— What the exercise asks —
Find each line in the records below that contains the word "name", and copy it out.

──────── Extracted records ────────

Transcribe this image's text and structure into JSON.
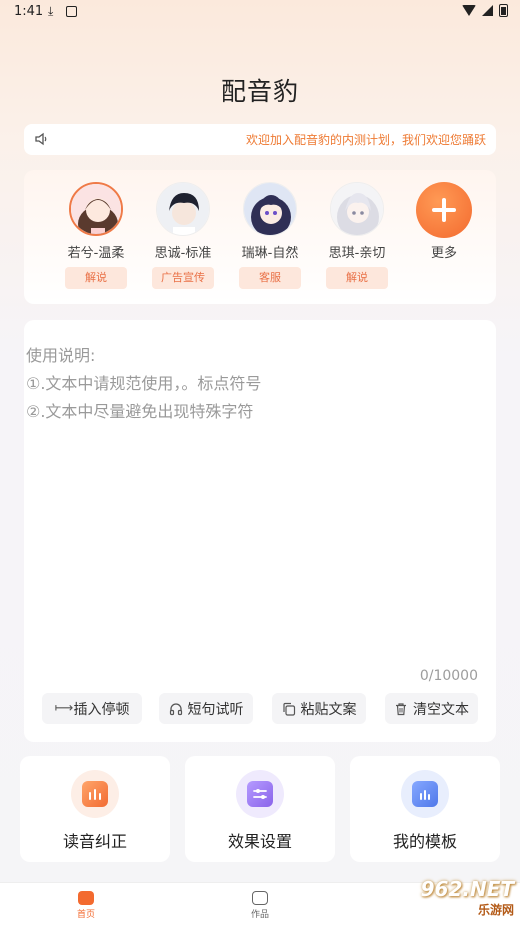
{
  "status": {
    "time": "1:41"
  },
  "app": {
    "title": "配音豹"
  },
  "notice": {
    "text": "欢迎加入配音豹的内测计划，我们欢迎您踊跃"
  },
  "voices": [
    {
      "name": "若兮-温柔",
      "tag": "解说",
      "selected": true
    },
    {
      "name": "思诚-标准",
      "tag": "广告宣传",
      "selected": false
    },
    {
      "name": "瑞琳-自然",
      "tag": "客服",
      "selected": false
    },
    {
      "name": "思琪-亲切",
      "tag": "解说",
      "selected": false
    }
  ],
  "more": {
    "label": "更多"
  },
  "editor": {
    "placeholder_lines": [
      "使用说明:",
      "①.文本中请规范使用，。标点符号",
      "②.文本中尽量避免出现特殊字符"
    ],
    "counter": "0/10000"
  },
  "tools": [
    {
      "label": "插入停顿",
      "icon": "pause-insert-icon"
    },
    {
      "label": "短句试听",
      "icon": "headphones-icon"
    },
    {
      "label": "粘贴文案",
      "icon": "copy-icon"
    },
    {
      "label": "清空文本",
      "icon": "trash-icon"
    }
  ],
  "cards": [
    {
      "label": "读音纠正",
      "icon": "pronunciation-icon",
      "color": "#f5874a"
    },
    {
      "label": "效果设置",
      "icon": "sliders-icon",
      "color": "#9b7af0"
    },
    {
      "label": "我的模板",
      "icon": "template-icon",
      "color": "#5b86ef"
    }
  ],
  "tabs": [
    {
      "label": "首页",
      "active": true,
      "color": "#f36a2f"
    },
    {
      "label": "作品",
      "active": false,
      "color": "#666666"
    }
  ],
  "watermark": {
    "main": "962.NET",
    "sub": "乐游网"
  }
}
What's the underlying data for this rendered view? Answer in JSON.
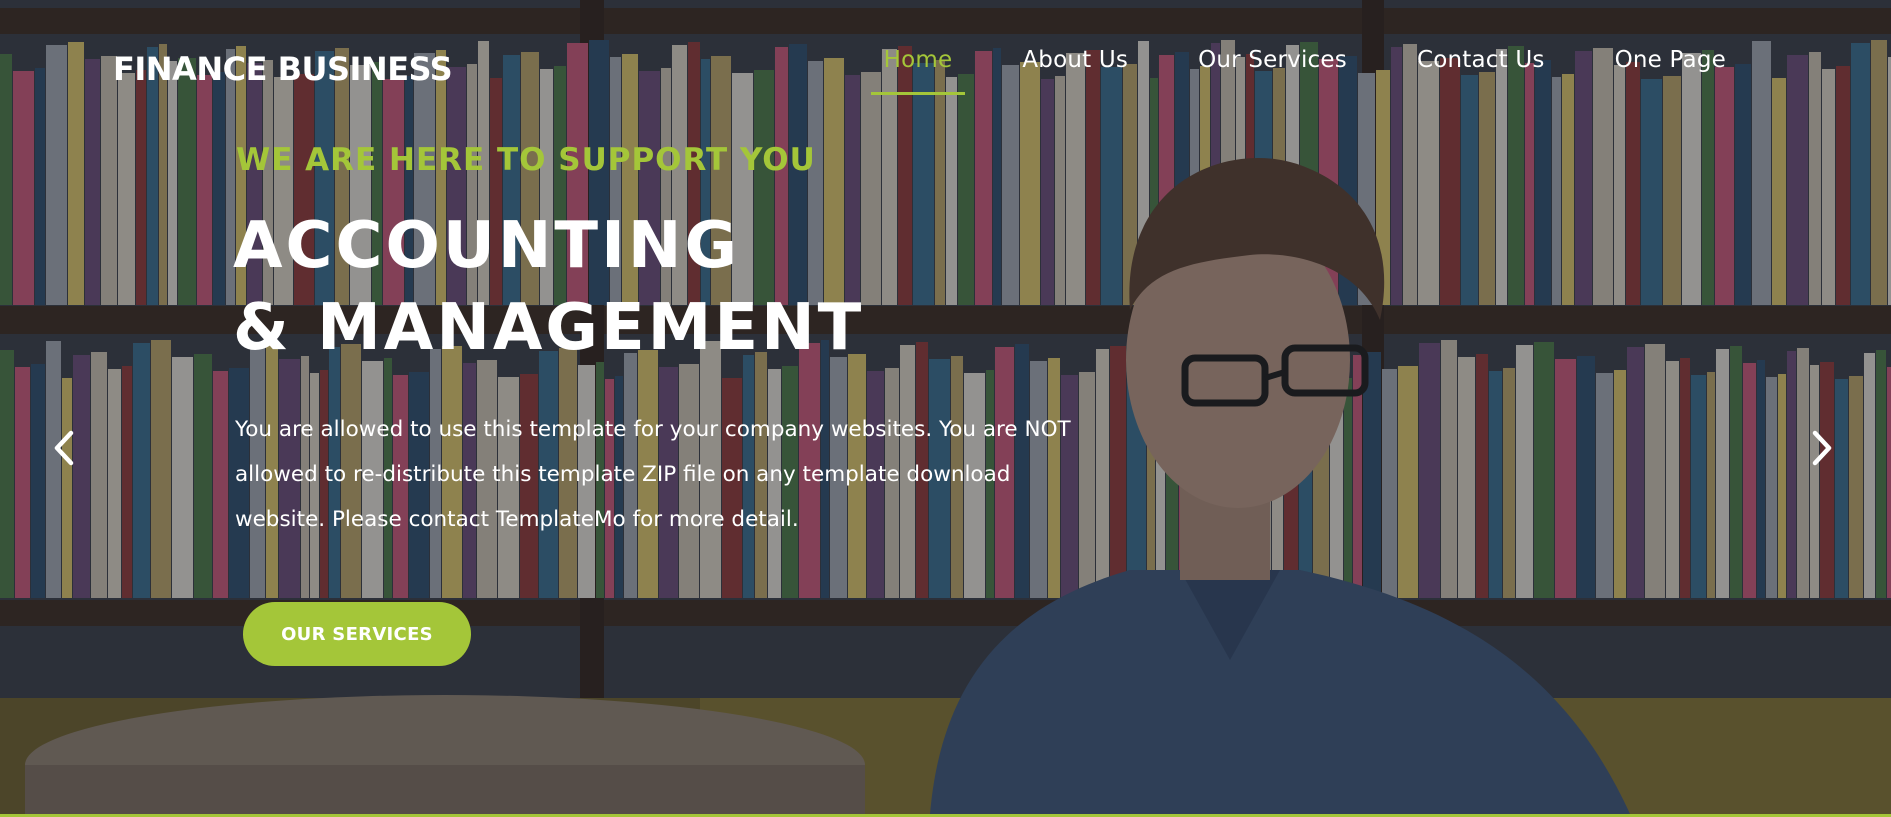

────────

— Solution to the problem —
      "name": "若兮-温柔",
      "name": "思诚-标准",
      "name": "瑞琳-自然",
      "name": "思琪-亲切",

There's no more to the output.